Astrakhan fur is unique: dark, beautiful, and stripped exclusively from newborn lambs, even ones killed in their mother’s womb. (Stella McCarthy once said it’s like wearing a fetus.) That ruthlessness—a sense of lost innocence; blood sacrifice—runs deep in Astrakan, a new film from France and one of the better in Locarno this year; and if that title isn’t enough to give pause, plenty else in the opening exchanges will. The first act is a procession of flags, both red and false: at the opening the protagonist, Samuel, lightly goads a snake in the reptile house of a zoo; moments later a rabbit is hung and skinned in his kitchen with all the ceremony of a boiled kettle; queasiest of all, an older lad is seen walking toward the house cradling berries in his shirt, just enough that the lip of his underwear and his midriff are left strikingly visible.
What kind of gaslighting is this? Drawing a viewer’s attention to something is one thing; making them feel an uneasiness in their bones is another entirely. The director of Astrakan is David Depesseville (frankly just a touch too close to Depressville for comfort). Astrakhan is his first film and suggests something of a stylistic calling card, not least at film’s close: a late flurry of exposition and offcuts that are less in service of plot or character or even mood and more an artist showing what else they can do. It’s not entirely a turn-off.
Astrakan stars the young Mirko Gianinni as an abandoned boy taken in by the not-entirely-indecent Maria (really) and her rather less-decent husband, Clemént (Jenny Beth and Bastien Bouillon, respectively), a pathetic sort liable to crack the belt from time to time. The man with the berries is Maria’s younger brother, a stunted male in his late 20s who lives down the road from their remote farmhouse; whose room is still wallpapered with images of motorcycles; who makes suggestive advances at Samuel; and who may be doing worse still with another of Maria’s strays. Any time the boys act out, Maria grows weary before conceding she must stick it out, lest she lose the state benefits that have been keeping her and Clemént afloat. Love, as it were, is in short supply, until a sweet and hilariously hormonal girl (Lorine Delin) from Samuel’s class begins calling around.
In press notes Depessville references Maurice Pialat’s Naked Childhood, another story about a troubled boy in troubling foster care from a year when France’s youth were set to revolt en masse. Depessville’s update has style to go with the realism: surreal flourishes, dream sequences, and a vaguely cursed pastoral mise-en-scène courtesy DP Simon Beaufils. One of the plot’s leitmotifs concerns Samuel’s inability or unwillingness to defecate, which causes Maria no shortage of consternation. Another shows Samuel training for a gymnastics competition, a hobby in which he seems to take great pride. In the best sequence, Samuel and two other boys hop on a boat that immediately becomes untethered, floating downstream. Depessville lines these precipices in a row, allowing his protagonist to glance into the abyss.
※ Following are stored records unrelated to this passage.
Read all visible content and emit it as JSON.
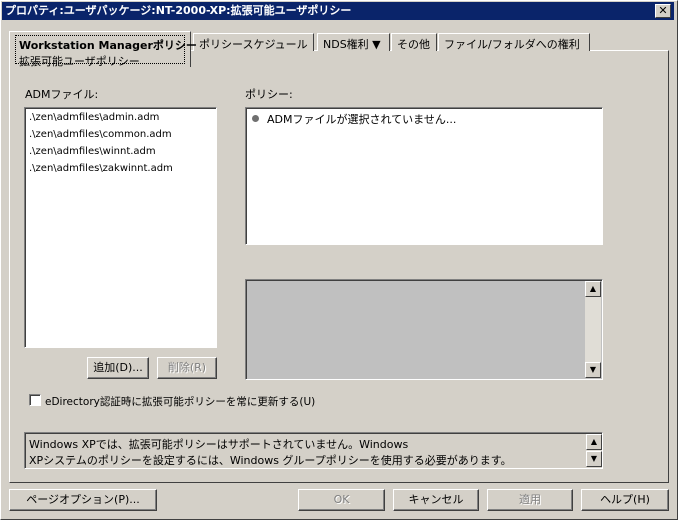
{
  "window": {
    "title": "プロパティ:ユーザパッケージ:NT-2000-XP:拡張可能ユーザポリシー",
    "close": "✕"
  },
  "tabs": [
    {
      "label": "Workstation Managerポリシー",
      "sub": "拡張可能ユーザポリシー"
    },
    {
      "label": "ポリシースケジュール"
    },
    {
      "label": "NDS権利 ▼"
    },
    {
      "label": "その他"
    },
    {
      "label": "ファイル/フォルダへの権利"
    }
  ],
  "adm": {
    "label": "ADMファイル:",
    "files": [
      ".\\zen\\admfiles\\admin.adm",
      ".\\zen\\admfiles\\common.adm",
      ".\\zen\\admfiles\\winnt.adm",
      ".\\zen\\admfiles\\zakwinnt.adm"
    ],
    "add": "追加(D)...",
    "remove": "削除(R)"
  },
  "policy": {
    "label": "ポリシー:",
    "item": "ADMファイルが選択されていません..."
  },
  "checkbox": {
    "label": "eDirectory認証時に拡張可能ポリシーを常に更新する(U)",
    "checked": false
  },
  "info": {
    "line1": "Windows XPでは、拡張可能ポリシーはサポートされていません。Windows",
    "line2": "XPシステムのポリシーを設定するには、Windows グループポリシーを使用する必要があります。"
  },
  "buttons": {
    "page_options": "ページオプション(P)...",
    "ok": "OK",
    "cancel": "キャンセル",
    "apply": "適用",
    "help": "ヘルプ(H)"
  },
  "scroll": {
    "up": "▲",
    "down": "▼"
  }
}
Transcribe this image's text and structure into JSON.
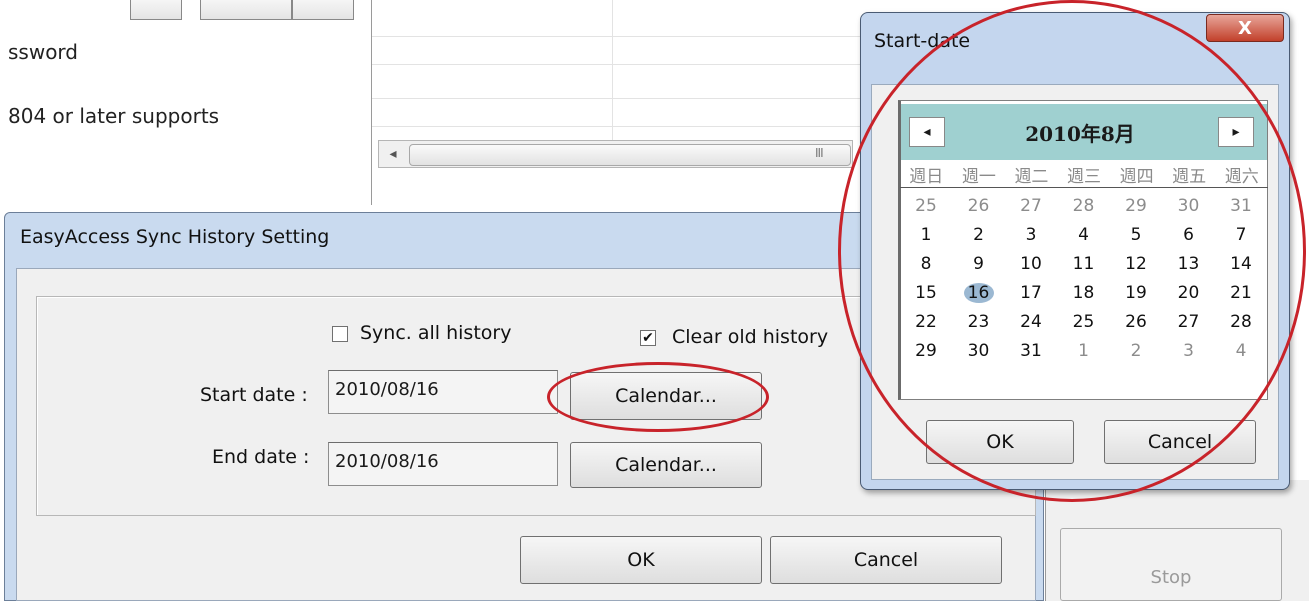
{
  "background": {
    "password_text": "ssword",
    "supports_text": "804 or later supports",
    "stop_label": "Stop",
    "scroll_grip": "III"
  },
  "sync_dialog": {
    "title": "EasyAccess Sync History Setting",
    "sync_all": {
      "label": "Sync. all history",
      "checked": false
    },
    "clear_old": {
      "label": "Clear old history",
      "checked": true
    },
    "start_date_label": "Start date :",
    "start_date_value": "2010/08/16",
    "end_date_label": "End date :",
    "end_date_value": "2010/08/16",
    "calendar_label": "Calendar...",
    "ok_label": "OK",
    "cancel_label": "Cancel"
  },
  "calendar_dialog": {
    "title": "Start-date",
    "close_label": "X",
    "month_label": "2010年8月",
    "prev_icon": "◂",
    "next_icon": "▸",
    "weekdays": [
      "週日",
      "週一",
      "週二",
      "週三",
      "週四",
      "週五",
      "週六"
    ],
    "weeks": [
      [
        "25",
        "26",
        "27",
        "28",
        "29",
        "30",
        "31"
      ],
      [
        "1",
        "2",
        "3",
        "4",
        "5",
        "6",
        "7"
      ],
      [
        "8",
        "9",
        "10",
        "11",
        "12",
        "13",
        "14"
      ],
      [
        "15",
        "16",
        "17",
        "18",
        "19",
        "20",
        "21"
      ],
      [
        "22",
        "23",
        "24",
        "25",
        "26",
        "27",
        "28"
      ],
      [
        "29",
        "30",
        "31",
        "1",
        "2",
        "3",
        "4"
      ]
    ],
    "selected_day": "16",
    "ok_label": "OK",
    "cancel_label": "Cancel"
  },
  "colors": {
    "annotation": "#c8232a",
    "calendar_header": "#9fd0d0",
    "selected_day": "#9bb8d2"
  }
}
At its very best, Astrakan is a gripping, impressionist rendering of the raw precariousness of youth.
Aesthetically we’re in Carla Simon territory; moving through the seasons in otherwise lovely rural idylls. Tonally we’re much closer to Haneke, and like White Ribbon / Kids Are Fucking Terrifying Haneke, but also Dark Lord of Mischief Haneke. Depessville allows Samuel a few moments of grace, even if they don’t last long: a school trip, a date where he scares off some bullies, a jaunt to the movies, even a kiss. Near the start, on the way home from the zoo, Clemént tells the boys to duck as they dip below a bridge. He’s doing a “bit,” of course, and probably a well-worn one, but the moment dispels the film’s interest in reality and invites notions of fantasy to creep in, taking the edge off much of what comes after—even up to Samuel’s last act: a horrendous shock that almost comes off as endearing. This is no mean feat.
Astrakan premiered at the Locarno Film Festival.